NIH study of ME/CFS points to clear biological hallmarks

Alison Sbrana contracted infectious mononucleosis as a college student, which led to her developing myalgic encephalomyelitis/chronic fatigue syndrome (ME/CFS). This disease affects 4.3 million American adults, leading to chronic fatigue, flu-like symptoms, and changes in the brain’s functionality. However, research on ME/CFS is limited, with no current treatment available. A recent study from the National Institutes of Health identified biological markers of the condition, but only included 17 patients, limiting its scope.

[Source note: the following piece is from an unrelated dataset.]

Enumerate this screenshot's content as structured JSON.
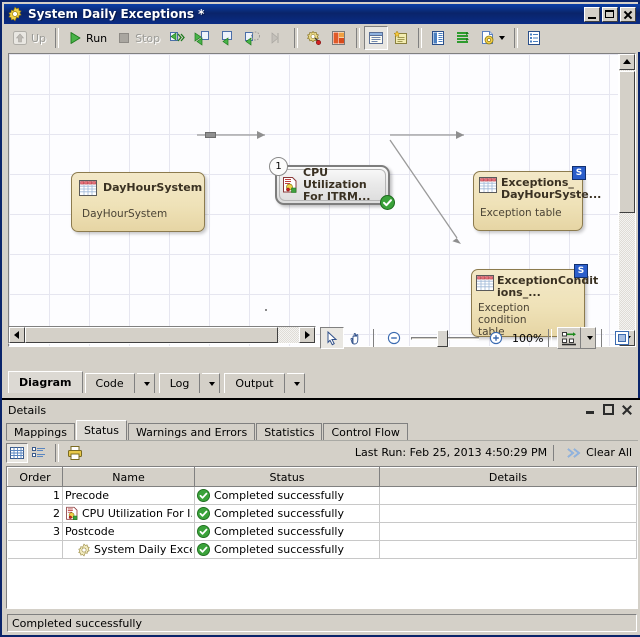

More studies are needed to understand the causes and treatments for ME/CFS and provide much-needed help to its patients.

Source link

error: Content is protected !!